“The mice don’t mount an immune response,” Dr. Bult said. “So this in vivo system theoretically lets you transplant any human tissue type, preserve the stromal environment and move forward… The genetic modifications required to build such a model are complex.”

System genetics approach

Dr. Bult’s work emphasizes a comprehensive system approach to genetics, which recognizes that disease is caused by disruptions to entire networks of genes and their pathways, not a single gene defect.

“Illness is a system gone wrong, and treatment tries to correct the system,” she said. “If we focus only on individual genes we’re going to miss the bigger picture.”

So how do mice genetics fit into the emerging era of personalized medicine?

“So many exciting things are happening in this field,” Dr. Bult said. “The combination of being able to discern (human) gene function and model gene systems using mice will help tremendously in the rational design of new drugs and identification of drug targets that have the individual properties we want… The humanized mice and in vivo modeling will advance our ability to test effectiveness and toxicity of compounds in mice in a human context.”

Jackson and USF have proposed to build a biomedical research facility in Florida that would combine Jackson’s expertise in cutting-edge genomics techniques with USF’s extensive capabilities in clinical medicine to explore new approaches to preventing, diagnosing, and treating the diseases.

During her visit to USF Health, Dr. Bult met with several faculty members and browsed the Research Day poster presentations to chat with students. She was enthusiastic about potential biomedical research collaborations between scientists here and at Jackson Laboratory, mentioning in particular the areas of engineering, medicinal chemistry, protein structure and function, and clinical medicine.

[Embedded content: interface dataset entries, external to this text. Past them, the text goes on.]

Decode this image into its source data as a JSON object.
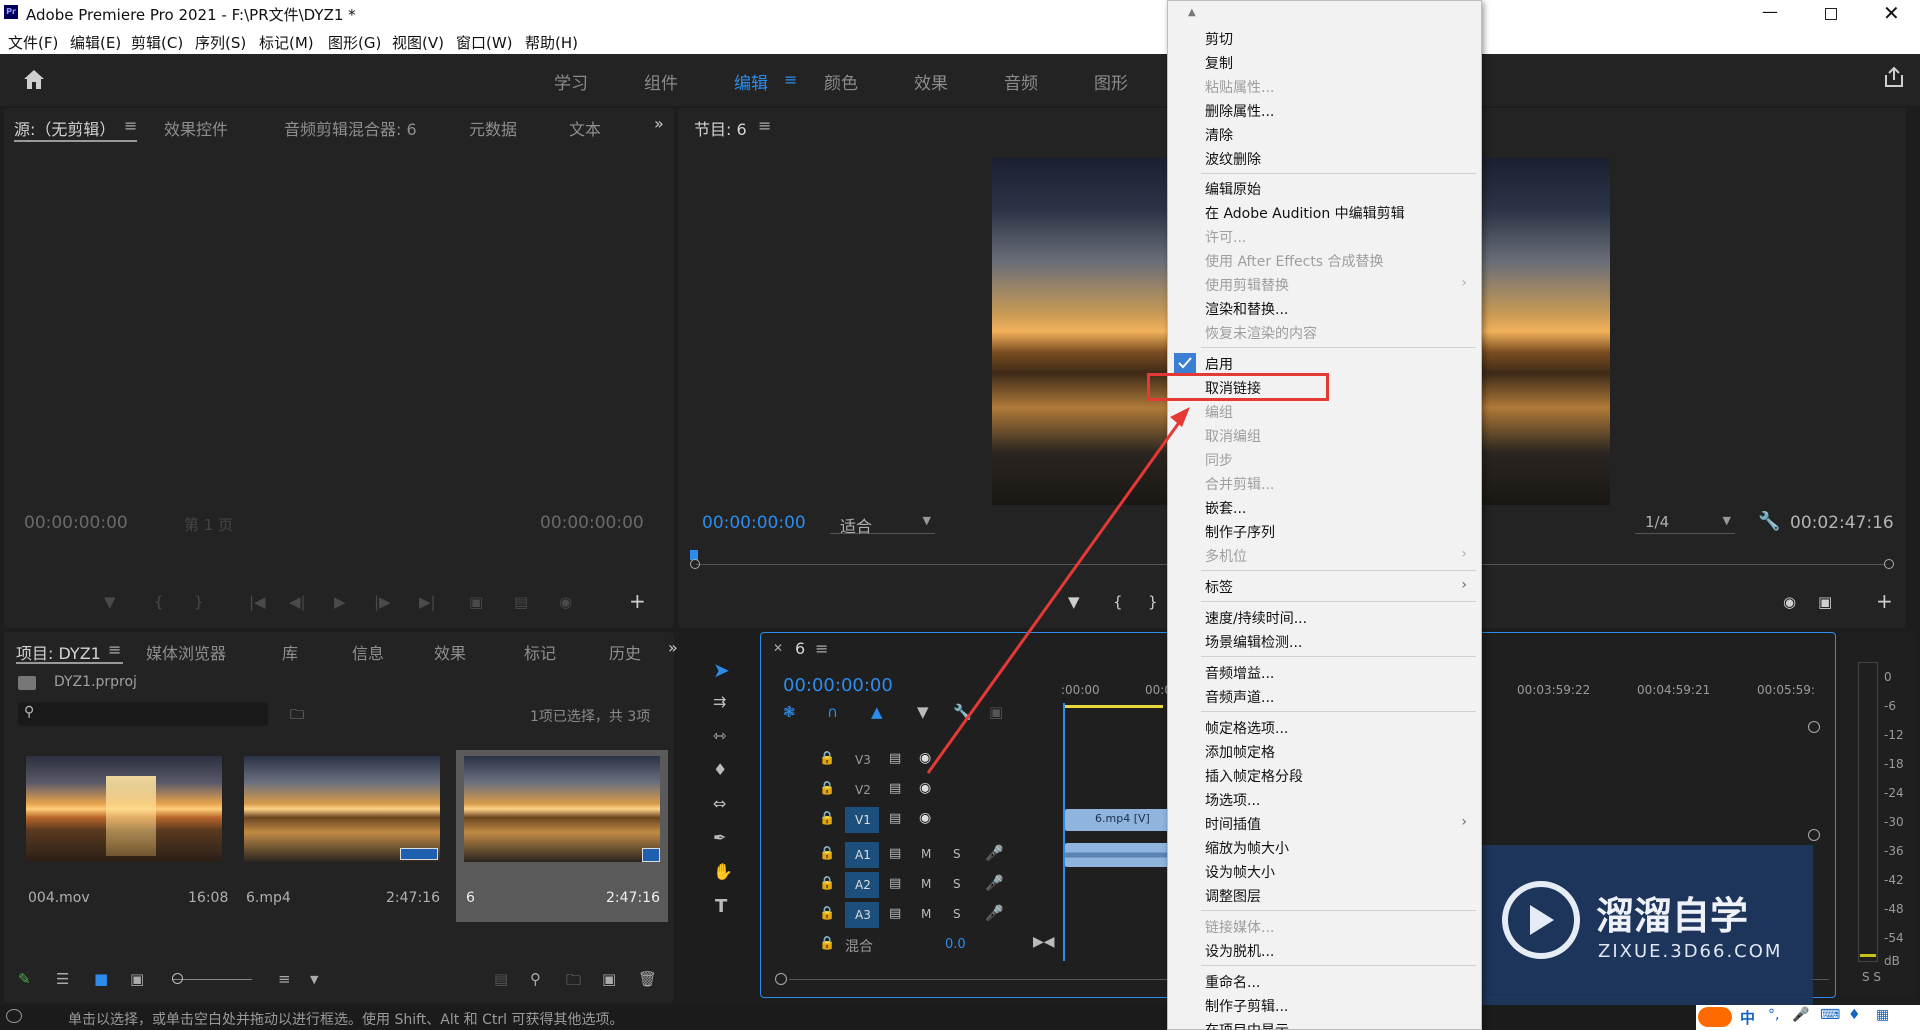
{
  "app": {
    "title": "Adobe Premiere Pro 2021 - F:\\PR文件\\DYZ1 *",
    "logo": "Pr"
  },
  "menubar": [
    "文件(F)",
    "编辑(E)",
    "剪辑(C)",
    "序列(S)",
    "标记(M)",
    "图形(G)",
    "视图(V)",
    "窗口(W)",
    "帮助(H)"
  ],
  "workspaces": [
    "学习",
    "组件",
    "编辑",
    "颜色",
    "效果",
    "音频",
    "图形"
  ],
  "source_panel": {
    "tabs": [
      "源:（无剪辑）",
      "效果控件",
      "音频剪辑混合器: 6",
      "元数据",
      "文本"
    ],
    "timecode_in": "00:00:00:00",
    "timecode_out": "00:00:00:00",
    "page": "第 1 页"
  },
  "program_panel": {
    "tab": "节目: 6",
    "timecode": "00:00:00:00",
    "fit": "适合",
    "resolution": "1/4",
    "duration": "00:02:47:16"
  },
  "project_panel": {
    "tabs": [
      "项目: DYZ1",
      "媒体浏览器",
      "库",
      "信息",
      "效果",
      "标记",
      "历史"
    ],
    "project_file": "DYZ1.prproj",
    "selection_info": "1项已选择，共 3项",
    "search_placeholder": "",
    "clips": [
      {
        "name": "004.mov",
        "duration": "16:08"
      },
      {
        "name": "6.mp4",
        "duration": "2:47:16"
      },
      {
        "name": "6",
        "duration": "2:47:16"
      }
    ]
  },
  "timeline": {
    "sequence": "6",
    "timecode": "00:00:00:00",
    "ruler": [
      ":00:00",
      "00:0",
      "00:03:59:22",
      "00:04:59:21",
      "00:05:59:"
    ],
    "tracks": [
      "V3",
      "V2",
      "V1",
      "A1",
      "A2",
      "A3"
    ],
    "mix_label": "混合",
    "mix_value": "0.0",
    "clip_video_label": "6.mp4 [V]"
  },
  "meter": {
    "scale": [
      "0",
      "-6",
      "-12",
      "-18",
      "-24",
      "-30",
      "-36",
      "-42",
      "-48",
      "-54",
      "dB"
    ],
    "solo": "S S"
  },
  "context_menu": {
    "items": [
      {
        "label": "剪切",
        "disabled": false
      },
      {
        "label": "复制",
        "disabled": false
      },
      {
        "label": "粘贴属性...",
        "disabled": true
      },
      {
        "label": "删除属性...",
        "disabled": false
      },
      {
        "label": "清除",
        "disabled": false
      },
      {
        "label": "波纹删除",
        "disabled": false
      },
      {
        "label": "编辑原始",
        "disabled": false
      },
      {
        "label": "在 Adobe Audition 中编辑剪辑",
        "disabled": false
      },
      {
        "label": "许可...",
        "disabled": true
      },
      {
        "label": "使用 After Effects 合成替换",
        "disabled": true
      },
      {
        "label": "使用剪辑替换",
        "disabled": true,
        "submenu": true
      },
      {
        "label": "渲染和替换...",
        "disabled": false
      },
      {
        "label": "恢复未渲染的内容",
        "disabled": true
      },
      {
        "label": "启用",
        "disabled": false,
        "checked": true
      },
      {
        "label": "取消链接",
        "disabled": false,
        "highlighted": true
      },
      {
        "label": "编组",
        "disabled": true
      },
      {
        "label": "取消编组",
        "disabled": true
      },
      {
        "label": "同步",
        "disabled": true
      },
      {
        "label": "合并剪辑...",
        "disabled": true
      },
      {
        "label": "嵌套...",
        "disabled": false
      },
      {
        "label": "制作子序列",
        "disabled": false
      },
      {
        "label": "多机位",
        "disabled": true,
        "submenu": true
      },
      {
        "label": "标签",
        "disabled": false,
        "submenu": true
      },
      {
        "label": "速度/持续时间...",
        "disabled": false
      },
      {
        "label": "场景编辑检测...",
        "disabled": false
      },
      {
        "label": "音频增益...",
        "disabled": false
      },
      {
        "label": "音频声道...",
        "disabled": false
      },
      {
        "label": "帧定格选项...",
        "disabled": false
      },
      {
        "label": "添加帧定格",
        "disabled": false
      },
      {
        "label": "插入帧定格分段",
        "disabled": false
      },
      {
        "label": "场选项...",
        "disabled": false
      },
      {
        "label": "时间插值",
        "disabled": false,
        "submenu": true
      },
      {
        "label": "缩放为帧大小",
        "disabled": false
      },
      {
        "label": "设为帧大小",
        "disabled": false
      },
      {
        "label": "调整图层",
        "disabled": false
      },
      {
        "label": "链接媒体...",
        "disabled": true
      },
      {
        "label": "设为脱机...",
        "disabled": false
      },
      {
        "label": "重命名...",
        "disabled": false
      },
      {
        "label": "制作子剪辑...",
        "disabled": false
      },
      {
        "label": "在项目中显示",
        "disabled": false
      }
    ]
  },
  "watermark": {
    "brand": "溜溜自学",
    "url": "ZIXUE.3D66.COM"
  },
  "status": {
    "hint": "单击以选择，或单击空白处并拖动以进行框选。使用 Shift、Alt 和 Ctrl 可获得其他选项。",
    "ime": "中"
  },
  "colors": {
    "accent": "#2d8ceb",
    "highlight_box": "#e53935",
    "panel": "#232323",
    "bg": "#1d1d1d"
  }
}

Partnership built on common interests in personalized medicine

“At Jackson, we bring tremendous resources to bear on understanding the genetic basis of disease, possible targets and how pathways respond to treatment,” Dr. Bult said. “But translating that information into something directly relevant to human health requires partners like USF, with access to patients and expertise in clinical care.”

USF Health’s Dr. Leslie Miller sees great opportunity for partnering with Jackson Lab on innovative cardiology research that would work toward tailoring health care to each individual patient.

Leslie Miller, MD, chair of the Department of Cardiovascular Sciences at USF Health, said that one of the other important advances from genomic research is that the genes identified as important markers or steps in the pathogenesis of a disease also serve as targets for drug, cell, or gene therapy.

Understanding the interaction between genetics and epidemiological and environmental factors, or epigenetics, will be vital in understanding some of the challenges in identifying genes linked to a specific disease, Dr. Miller said. “Twins share the same genome, but one can develop diabetes while the other doesn’t. It’s not purely genetics.”

Dr. Miller sees great opportunity for partnering with Jackson Lab on innovative cardiology research that will work toward tailoring personalized health care to each individual patient.

“For instance, if they (Jackson) identified a panel of candidate genes that increases the likelihood of developing arthrosclerosis, we could identify at-risk people earlier when tailored intervention may prevent or delay disease,” Dr. Miller said.

Story by Anne DeLotto Baier, and photos by Eric Younghans, USF Health Communications